Three Hands (label)
06 March 2020 (released)
07 April 2020
In every significant period and genre of music, there are always artists or bands who, despite releasing high-quality records and touring until they (or their van) fall apart, fail to get the recognition they deserve. Baby Chaos are a case in point; a Glaswegian quintet whose first two albums proved them worthy of inclusion on any self-respecting 'Best of Britrock' compilation, yet who never enjoyed the success or attention afforded to mid-90s peers (and sometimes tour buddies) like The Wildhearts, Terrorvision, Skunk Anansie and Reef.
'Ape Confronts Cosmos' is the follow up to 2015's superbly-named 'Skulls, Skulls, Skulls, Show Me The Money', and the second album they've released since reuniting almost a decade ago. Whatever's fuelling them, we want some. The staccato riff of the opening 'Out Of The Blue' is like aural caffeine, and lead single 'Run Towards The Roar' is nearly three minutes of the kind of punchy pop-rock that the Foo Fighters used to write in their prime.

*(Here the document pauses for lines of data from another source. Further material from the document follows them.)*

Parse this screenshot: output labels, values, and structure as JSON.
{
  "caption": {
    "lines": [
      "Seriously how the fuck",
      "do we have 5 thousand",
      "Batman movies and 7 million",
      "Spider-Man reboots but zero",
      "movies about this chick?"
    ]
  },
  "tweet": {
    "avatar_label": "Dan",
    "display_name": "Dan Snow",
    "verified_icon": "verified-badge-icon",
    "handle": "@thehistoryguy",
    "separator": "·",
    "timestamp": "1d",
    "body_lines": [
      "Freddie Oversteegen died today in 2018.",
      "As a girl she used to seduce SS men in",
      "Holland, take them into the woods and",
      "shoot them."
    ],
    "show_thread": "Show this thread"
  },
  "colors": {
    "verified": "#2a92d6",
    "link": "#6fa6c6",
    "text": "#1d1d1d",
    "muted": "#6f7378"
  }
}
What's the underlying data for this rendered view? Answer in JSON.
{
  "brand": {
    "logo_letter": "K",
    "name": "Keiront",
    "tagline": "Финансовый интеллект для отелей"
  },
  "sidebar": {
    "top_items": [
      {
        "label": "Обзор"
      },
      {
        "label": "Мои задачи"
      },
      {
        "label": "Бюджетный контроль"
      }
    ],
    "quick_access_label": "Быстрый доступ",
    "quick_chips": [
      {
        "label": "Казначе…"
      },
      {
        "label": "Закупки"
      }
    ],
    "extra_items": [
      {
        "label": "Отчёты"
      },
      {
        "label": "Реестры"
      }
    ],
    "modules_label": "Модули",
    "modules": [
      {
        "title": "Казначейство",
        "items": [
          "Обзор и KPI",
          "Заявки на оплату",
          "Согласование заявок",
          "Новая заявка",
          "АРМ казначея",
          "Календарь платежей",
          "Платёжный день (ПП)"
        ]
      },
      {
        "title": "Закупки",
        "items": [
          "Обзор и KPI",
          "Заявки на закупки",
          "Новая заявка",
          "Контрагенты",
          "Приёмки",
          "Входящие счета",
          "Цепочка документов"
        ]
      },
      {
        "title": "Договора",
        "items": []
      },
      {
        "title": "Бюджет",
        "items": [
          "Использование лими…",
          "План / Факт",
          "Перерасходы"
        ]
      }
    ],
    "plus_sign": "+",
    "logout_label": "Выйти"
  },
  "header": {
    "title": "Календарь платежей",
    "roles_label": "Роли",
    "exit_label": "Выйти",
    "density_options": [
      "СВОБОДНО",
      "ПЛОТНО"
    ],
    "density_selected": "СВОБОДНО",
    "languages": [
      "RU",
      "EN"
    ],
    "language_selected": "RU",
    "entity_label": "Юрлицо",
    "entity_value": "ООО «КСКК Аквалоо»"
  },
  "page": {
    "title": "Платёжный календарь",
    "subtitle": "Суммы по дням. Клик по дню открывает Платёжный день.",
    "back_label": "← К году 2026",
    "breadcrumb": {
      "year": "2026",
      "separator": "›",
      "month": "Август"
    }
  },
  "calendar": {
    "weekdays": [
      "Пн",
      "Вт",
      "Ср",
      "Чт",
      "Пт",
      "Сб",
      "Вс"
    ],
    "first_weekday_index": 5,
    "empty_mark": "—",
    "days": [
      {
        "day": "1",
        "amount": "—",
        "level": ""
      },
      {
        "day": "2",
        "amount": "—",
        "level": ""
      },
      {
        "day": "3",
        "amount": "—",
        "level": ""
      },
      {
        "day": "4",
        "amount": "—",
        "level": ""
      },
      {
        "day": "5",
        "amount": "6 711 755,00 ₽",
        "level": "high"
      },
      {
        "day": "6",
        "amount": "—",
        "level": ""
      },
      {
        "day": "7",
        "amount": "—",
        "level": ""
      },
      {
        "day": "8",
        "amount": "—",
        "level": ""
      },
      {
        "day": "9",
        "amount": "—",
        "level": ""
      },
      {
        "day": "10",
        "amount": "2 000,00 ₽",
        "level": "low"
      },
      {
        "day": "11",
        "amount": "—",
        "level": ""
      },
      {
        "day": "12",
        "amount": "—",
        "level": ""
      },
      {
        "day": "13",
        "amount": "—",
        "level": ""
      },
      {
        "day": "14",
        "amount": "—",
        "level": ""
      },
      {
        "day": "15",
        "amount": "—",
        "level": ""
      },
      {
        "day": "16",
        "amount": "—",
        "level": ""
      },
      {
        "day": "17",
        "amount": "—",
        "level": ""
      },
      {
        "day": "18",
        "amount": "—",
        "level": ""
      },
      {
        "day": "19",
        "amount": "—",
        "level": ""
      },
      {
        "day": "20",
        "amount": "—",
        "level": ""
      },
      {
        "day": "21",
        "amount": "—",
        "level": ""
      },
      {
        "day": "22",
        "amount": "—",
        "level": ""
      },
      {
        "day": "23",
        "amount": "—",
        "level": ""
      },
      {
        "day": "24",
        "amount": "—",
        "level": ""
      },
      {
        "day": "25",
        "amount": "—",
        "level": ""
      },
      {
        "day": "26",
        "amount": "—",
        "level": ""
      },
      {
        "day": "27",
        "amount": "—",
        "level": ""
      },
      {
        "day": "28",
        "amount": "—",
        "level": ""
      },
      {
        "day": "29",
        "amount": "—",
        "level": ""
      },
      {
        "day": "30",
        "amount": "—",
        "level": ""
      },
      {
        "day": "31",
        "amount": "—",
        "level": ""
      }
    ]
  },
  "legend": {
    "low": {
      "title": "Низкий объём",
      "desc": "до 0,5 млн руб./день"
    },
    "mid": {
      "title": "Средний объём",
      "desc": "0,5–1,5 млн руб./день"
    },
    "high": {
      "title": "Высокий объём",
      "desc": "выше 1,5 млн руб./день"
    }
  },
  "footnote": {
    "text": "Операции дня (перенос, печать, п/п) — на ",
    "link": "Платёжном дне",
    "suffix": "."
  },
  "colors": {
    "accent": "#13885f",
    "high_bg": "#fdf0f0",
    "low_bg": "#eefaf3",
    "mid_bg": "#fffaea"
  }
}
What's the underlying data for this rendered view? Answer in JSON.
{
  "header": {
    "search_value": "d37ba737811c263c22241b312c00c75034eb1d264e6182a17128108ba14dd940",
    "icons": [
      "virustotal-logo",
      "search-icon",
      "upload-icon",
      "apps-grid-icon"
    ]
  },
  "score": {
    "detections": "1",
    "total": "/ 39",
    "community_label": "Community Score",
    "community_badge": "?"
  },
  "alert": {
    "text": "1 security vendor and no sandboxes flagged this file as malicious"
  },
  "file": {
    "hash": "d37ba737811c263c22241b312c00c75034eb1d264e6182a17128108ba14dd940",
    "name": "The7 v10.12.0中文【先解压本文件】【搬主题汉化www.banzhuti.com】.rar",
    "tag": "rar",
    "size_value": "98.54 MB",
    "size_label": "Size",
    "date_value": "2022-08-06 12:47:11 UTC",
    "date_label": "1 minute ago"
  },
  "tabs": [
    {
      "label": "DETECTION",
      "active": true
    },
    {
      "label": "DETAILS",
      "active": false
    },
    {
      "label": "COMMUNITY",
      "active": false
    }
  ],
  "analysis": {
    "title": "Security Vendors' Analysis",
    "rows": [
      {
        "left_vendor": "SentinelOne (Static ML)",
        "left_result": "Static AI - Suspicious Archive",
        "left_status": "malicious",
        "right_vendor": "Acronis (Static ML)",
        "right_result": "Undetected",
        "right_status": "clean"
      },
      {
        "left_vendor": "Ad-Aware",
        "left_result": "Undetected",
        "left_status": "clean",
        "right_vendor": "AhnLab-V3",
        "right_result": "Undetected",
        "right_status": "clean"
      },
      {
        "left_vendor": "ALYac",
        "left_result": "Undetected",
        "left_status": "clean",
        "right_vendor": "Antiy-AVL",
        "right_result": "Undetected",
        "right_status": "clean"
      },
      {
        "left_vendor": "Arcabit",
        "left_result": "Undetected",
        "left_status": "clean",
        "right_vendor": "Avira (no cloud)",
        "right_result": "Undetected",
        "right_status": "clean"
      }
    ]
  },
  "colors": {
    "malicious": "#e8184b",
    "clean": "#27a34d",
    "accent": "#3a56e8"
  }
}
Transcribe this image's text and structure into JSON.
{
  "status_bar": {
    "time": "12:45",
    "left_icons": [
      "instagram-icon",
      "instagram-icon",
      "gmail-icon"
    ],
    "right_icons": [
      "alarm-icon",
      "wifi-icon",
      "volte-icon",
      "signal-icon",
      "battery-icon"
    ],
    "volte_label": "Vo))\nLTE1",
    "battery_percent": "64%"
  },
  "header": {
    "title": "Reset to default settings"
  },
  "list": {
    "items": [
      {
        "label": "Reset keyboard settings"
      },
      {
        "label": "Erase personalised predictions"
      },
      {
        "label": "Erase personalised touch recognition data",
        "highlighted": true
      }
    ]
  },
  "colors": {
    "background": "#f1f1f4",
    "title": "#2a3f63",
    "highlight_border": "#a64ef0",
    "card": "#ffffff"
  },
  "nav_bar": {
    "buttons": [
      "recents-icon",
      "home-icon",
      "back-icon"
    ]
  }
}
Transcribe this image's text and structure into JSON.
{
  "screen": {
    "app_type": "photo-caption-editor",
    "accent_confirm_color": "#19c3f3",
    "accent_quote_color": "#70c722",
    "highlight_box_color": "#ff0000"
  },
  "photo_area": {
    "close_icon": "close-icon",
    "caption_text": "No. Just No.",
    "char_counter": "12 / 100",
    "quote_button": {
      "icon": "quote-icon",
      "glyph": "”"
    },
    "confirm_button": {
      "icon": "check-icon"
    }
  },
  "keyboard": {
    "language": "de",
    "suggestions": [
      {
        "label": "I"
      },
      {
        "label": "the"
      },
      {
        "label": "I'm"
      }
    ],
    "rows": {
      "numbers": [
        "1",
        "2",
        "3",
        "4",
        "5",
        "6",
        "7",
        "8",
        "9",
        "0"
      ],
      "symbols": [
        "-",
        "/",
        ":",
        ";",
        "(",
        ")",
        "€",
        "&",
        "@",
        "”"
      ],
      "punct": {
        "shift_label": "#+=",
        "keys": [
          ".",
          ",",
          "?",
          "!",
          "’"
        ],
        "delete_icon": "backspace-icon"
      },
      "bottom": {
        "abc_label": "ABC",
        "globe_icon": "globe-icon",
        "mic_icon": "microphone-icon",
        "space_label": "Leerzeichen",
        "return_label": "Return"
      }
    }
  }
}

The band are probably sick of the Muse comparisons by now, but vocalist Chris Gordon frequently sounds uncannily like Matt Bellamy - listen to 'You Won, You Won', and you'd be hard pressed to disagree. On the whole, though, his band aren't quite as given to musical histrionics as the all-conquering Teignmouth trio. 'The Wild Beast' shows them at their most direct; with an acoustic intro that explodes brilliantly into the kind of heads-down, riff-laden groove of which any southern/'stoner' rock band would be proud.
'Ape Confronts Cosmos' isn't all high-octane thrills, though, and its quieter moments rank amongst the most impressive. On the likes of 'I Belong In Battle' and 'The White Witch', Gordon is accompanied by little more than an acoustic guitar and violin or cello, somehow creating an almost cinematic effect whilst retaining a sense of intimacy.
Barring the occasional dip in quality towards the end, this is a typically addictive and diverse album from a band that has always kept us guessing - even if they haven't always received due credit for doing so.